ACTIVITY :: Go through the records below line by line. Count the lines with "username" and give the count alone.

--- DATA FOR ANALYSIS ---

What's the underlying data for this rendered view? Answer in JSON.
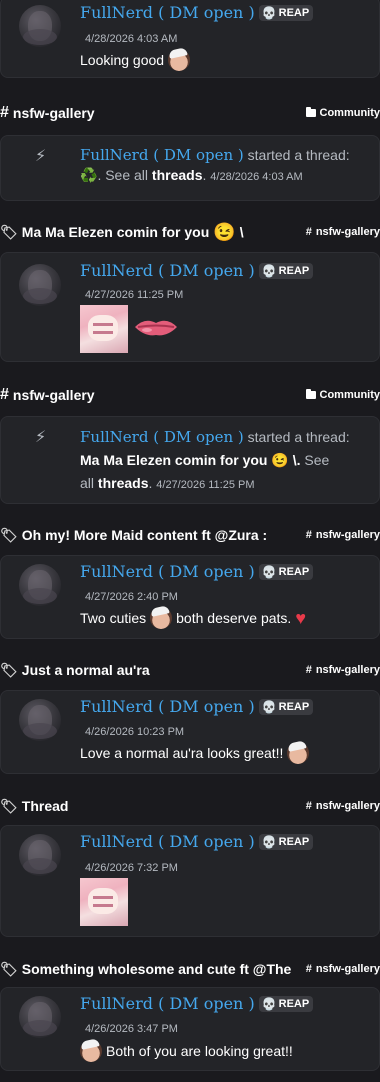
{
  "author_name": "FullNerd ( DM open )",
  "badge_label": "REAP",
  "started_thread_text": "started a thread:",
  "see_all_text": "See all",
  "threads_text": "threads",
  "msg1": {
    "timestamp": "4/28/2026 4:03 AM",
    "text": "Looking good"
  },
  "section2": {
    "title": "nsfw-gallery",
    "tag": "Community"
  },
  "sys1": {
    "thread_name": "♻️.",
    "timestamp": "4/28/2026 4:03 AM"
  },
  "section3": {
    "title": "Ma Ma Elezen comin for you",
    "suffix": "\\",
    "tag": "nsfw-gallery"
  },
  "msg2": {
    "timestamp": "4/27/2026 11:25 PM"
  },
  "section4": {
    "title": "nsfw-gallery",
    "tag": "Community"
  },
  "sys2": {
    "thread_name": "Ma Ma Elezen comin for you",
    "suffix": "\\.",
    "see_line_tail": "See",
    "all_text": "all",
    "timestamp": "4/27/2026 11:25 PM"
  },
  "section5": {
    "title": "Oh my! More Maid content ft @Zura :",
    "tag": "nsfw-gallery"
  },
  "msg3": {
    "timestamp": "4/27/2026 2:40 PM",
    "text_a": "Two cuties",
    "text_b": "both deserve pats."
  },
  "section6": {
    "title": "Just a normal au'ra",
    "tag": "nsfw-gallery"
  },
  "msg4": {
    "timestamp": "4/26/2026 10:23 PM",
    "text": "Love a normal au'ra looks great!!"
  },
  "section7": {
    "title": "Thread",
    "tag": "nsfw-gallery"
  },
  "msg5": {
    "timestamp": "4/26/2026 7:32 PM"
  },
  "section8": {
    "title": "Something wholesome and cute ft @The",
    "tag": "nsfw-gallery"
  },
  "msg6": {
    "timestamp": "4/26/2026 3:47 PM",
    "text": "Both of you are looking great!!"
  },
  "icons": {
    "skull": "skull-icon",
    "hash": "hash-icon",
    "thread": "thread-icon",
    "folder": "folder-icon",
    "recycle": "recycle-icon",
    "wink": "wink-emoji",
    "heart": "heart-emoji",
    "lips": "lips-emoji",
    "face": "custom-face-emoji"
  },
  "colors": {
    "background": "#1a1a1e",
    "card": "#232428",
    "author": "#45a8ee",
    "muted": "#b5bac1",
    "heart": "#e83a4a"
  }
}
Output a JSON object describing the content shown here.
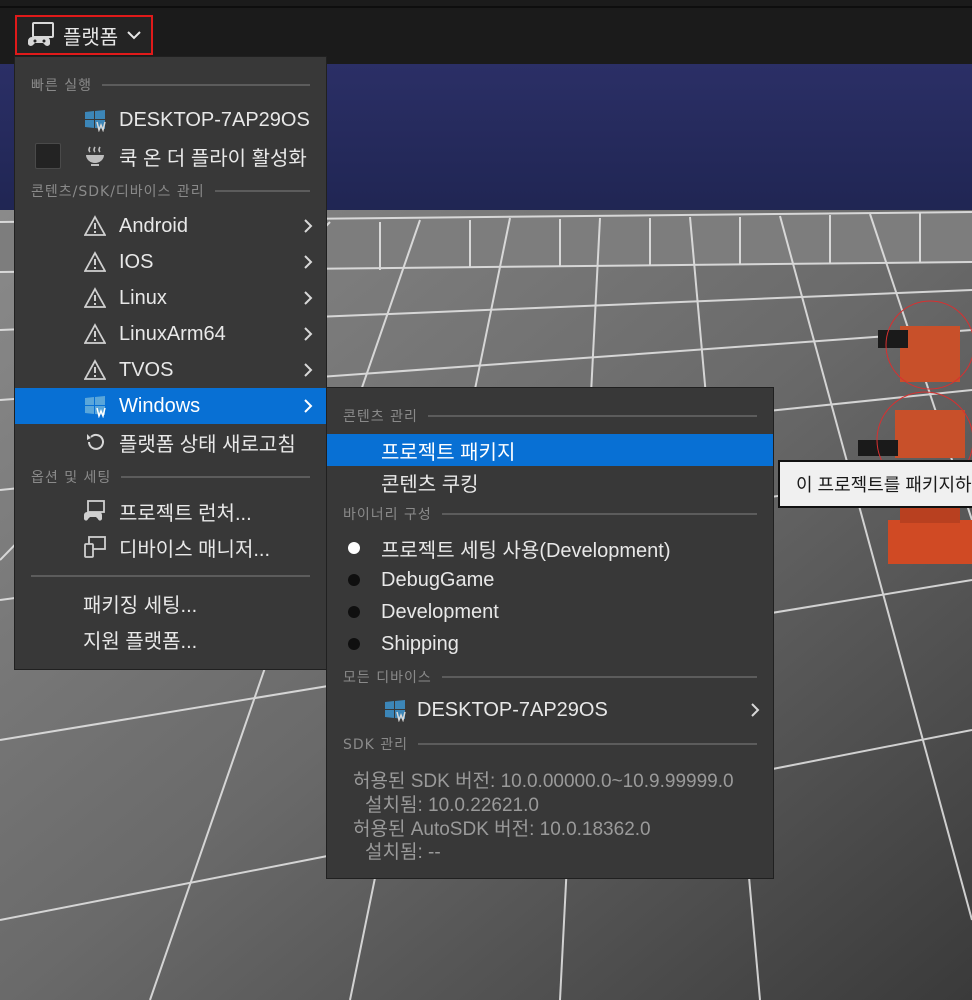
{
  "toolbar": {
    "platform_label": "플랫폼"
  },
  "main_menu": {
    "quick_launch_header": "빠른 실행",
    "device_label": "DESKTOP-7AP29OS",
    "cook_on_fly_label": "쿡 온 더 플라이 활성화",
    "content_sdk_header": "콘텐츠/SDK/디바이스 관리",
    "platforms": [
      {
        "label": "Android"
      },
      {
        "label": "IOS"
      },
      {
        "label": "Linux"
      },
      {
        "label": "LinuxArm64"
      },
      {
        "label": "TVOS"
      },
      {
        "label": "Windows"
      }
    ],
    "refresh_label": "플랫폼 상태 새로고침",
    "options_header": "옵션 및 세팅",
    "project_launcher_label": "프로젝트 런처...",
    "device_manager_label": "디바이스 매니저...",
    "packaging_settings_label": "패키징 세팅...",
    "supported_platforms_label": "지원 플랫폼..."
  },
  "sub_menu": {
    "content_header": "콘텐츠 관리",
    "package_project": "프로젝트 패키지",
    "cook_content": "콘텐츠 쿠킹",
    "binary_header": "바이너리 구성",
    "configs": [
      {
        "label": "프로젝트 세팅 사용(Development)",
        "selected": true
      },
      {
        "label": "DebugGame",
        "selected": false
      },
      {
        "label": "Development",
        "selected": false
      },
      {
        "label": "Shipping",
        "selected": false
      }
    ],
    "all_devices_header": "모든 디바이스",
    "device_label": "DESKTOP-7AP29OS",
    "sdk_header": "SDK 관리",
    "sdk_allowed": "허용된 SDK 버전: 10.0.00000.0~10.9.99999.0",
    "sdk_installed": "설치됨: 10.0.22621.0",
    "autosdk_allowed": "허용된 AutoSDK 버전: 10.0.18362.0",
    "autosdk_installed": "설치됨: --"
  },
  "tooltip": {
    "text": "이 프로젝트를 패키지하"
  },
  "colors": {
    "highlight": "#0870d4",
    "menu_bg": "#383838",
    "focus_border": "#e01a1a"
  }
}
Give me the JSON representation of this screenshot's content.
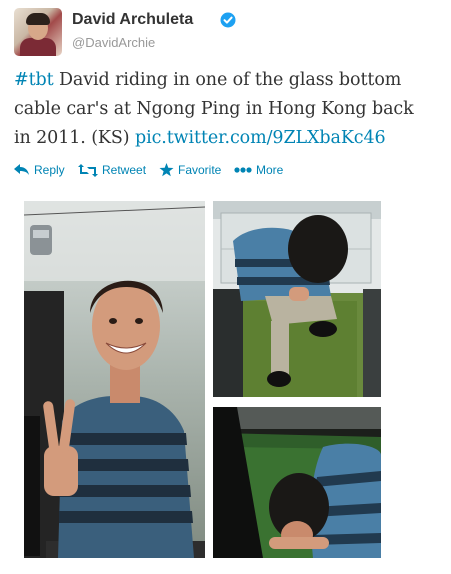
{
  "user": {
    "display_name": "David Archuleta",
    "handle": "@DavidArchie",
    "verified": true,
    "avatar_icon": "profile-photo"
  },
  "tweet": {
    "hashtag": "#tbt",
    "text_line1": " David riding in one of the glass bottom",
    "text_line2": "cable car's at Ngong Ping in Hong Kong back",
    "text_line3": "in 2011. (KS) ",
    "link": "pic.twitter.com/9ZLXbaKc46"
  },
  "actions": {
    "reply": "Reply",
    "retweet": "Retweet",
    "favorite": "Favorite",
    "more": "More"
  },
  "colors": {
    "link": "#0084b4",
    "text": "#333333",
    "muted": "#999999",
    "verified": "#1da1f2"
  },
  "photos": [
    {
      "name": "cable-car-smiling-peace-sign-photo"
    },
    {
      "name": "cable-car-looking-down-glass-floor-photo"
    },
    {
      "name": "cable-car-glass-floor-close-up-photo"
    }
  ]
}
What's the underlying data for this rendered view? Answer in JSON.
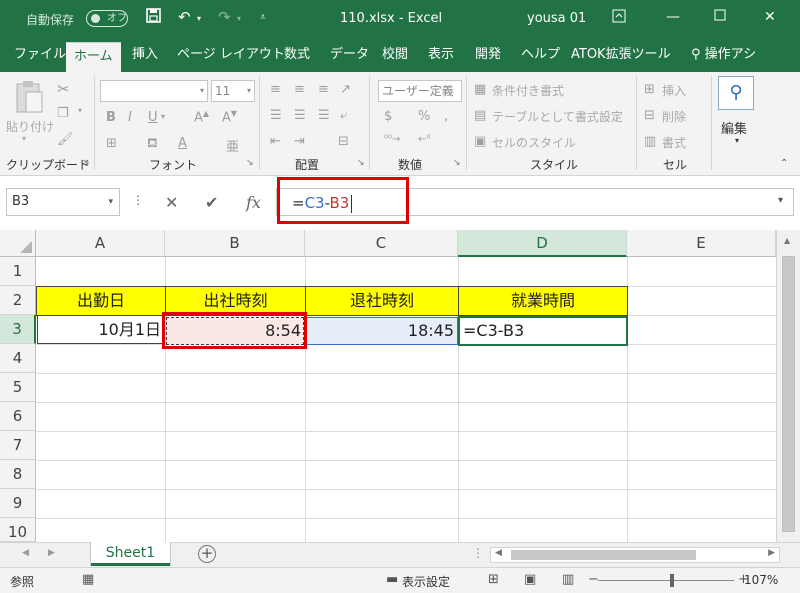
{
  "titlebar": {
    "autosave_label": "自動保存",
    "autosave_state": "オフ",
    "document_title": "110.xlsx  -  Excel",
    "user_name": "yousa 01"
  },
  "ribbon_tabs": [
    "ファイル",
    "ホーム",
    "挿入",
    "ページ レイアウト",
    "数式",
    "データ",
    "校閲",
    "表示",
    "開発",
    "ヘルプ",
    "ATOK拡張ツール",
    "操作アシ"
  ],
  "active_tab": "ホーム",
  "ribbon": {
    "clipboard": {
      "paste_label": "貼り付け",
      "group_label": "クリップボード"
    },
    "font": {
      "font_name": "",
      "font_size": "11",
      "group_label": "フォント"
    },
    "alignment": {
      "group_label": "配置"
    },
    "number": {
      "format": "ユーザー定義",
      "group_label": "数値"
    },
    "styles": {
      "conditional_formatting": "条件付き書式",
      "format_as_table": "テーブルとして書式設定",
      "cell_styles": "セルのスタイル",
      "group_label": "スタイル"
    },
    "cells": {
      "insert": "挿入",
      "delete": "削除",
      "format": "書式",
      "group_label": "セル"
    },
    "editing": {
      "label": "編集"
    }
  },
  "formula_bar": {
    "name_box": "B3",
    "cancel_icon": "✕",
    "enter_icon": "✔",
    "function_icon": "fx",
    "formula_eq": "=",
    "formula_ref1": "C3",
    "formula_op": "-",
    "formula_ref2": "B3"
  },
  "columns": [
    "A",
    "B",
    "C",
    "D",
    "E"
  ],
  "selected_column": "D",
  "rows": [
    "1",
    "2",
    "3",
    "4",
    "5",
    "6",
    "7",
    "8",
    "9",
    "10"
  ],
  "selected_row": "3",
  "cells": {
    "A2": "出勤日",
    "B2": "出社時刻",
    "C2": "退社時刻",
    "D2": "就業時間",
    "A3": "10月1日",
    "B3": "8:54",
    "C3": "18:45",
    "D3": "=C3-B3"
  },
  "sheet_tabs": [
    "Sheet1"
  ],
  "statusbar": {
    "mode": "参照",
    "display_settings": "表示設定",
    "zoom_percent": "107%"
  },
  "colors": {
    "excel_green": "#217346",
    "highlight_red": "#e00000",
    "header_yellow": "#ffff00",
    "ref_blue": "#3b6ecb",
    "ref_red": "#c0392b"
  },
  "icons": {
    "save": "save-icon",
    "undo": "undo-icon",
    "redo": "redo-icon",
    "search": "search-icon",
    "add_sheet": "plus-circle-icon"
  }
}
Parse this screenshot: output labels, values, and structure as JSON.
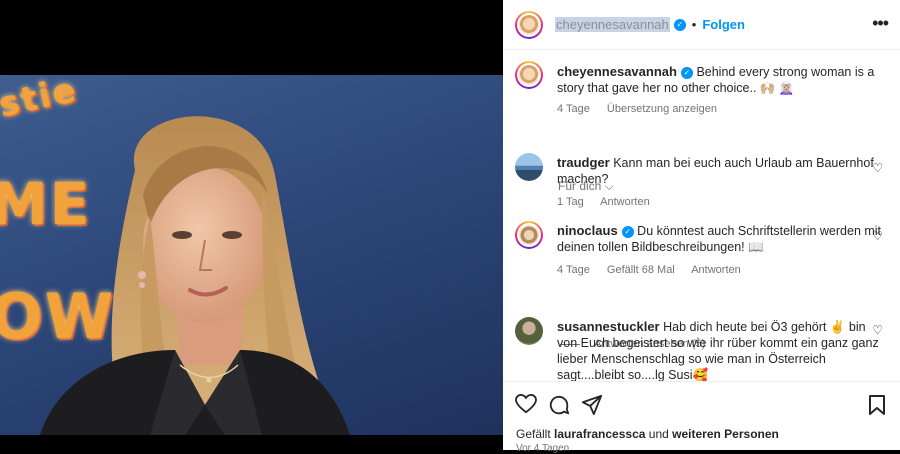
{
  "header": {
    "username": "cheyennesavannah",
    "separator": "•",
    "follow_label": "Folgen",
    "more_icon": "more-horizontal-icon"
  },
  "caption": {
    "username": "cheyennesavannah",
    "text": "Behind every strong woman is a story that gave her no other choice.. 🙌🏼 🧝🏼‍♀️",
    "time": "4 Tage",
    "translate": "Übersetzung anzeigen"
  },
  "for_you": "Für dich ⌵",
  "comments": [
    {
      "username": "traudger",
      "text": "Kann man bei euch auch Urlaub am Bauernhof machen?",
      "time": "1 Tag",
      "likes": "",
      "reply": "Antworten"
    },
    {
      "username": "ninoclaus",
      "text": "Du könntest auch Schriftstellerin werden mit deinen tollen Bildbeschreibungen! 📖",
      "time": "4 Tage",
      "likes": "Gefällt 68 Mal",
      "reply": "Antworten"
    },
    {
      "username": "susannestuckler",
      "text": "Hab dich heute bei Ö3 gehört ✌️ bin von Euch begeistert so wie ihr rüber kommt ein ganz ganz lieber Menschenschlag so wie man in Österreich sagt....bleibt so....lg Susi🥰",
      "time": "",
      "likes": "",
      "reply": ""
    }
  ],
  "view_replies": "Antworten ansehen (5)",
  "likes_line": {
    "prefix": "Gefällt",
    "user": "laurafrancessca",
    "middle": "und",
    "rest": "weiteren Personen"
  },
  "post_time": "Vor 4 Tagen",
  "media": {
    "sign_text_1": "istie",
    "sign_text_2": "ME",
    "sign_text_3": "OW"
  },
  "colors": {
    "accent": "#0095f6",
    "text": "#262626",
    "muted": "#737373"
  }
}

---

ANSWER TO THIS PROBLEM :: 5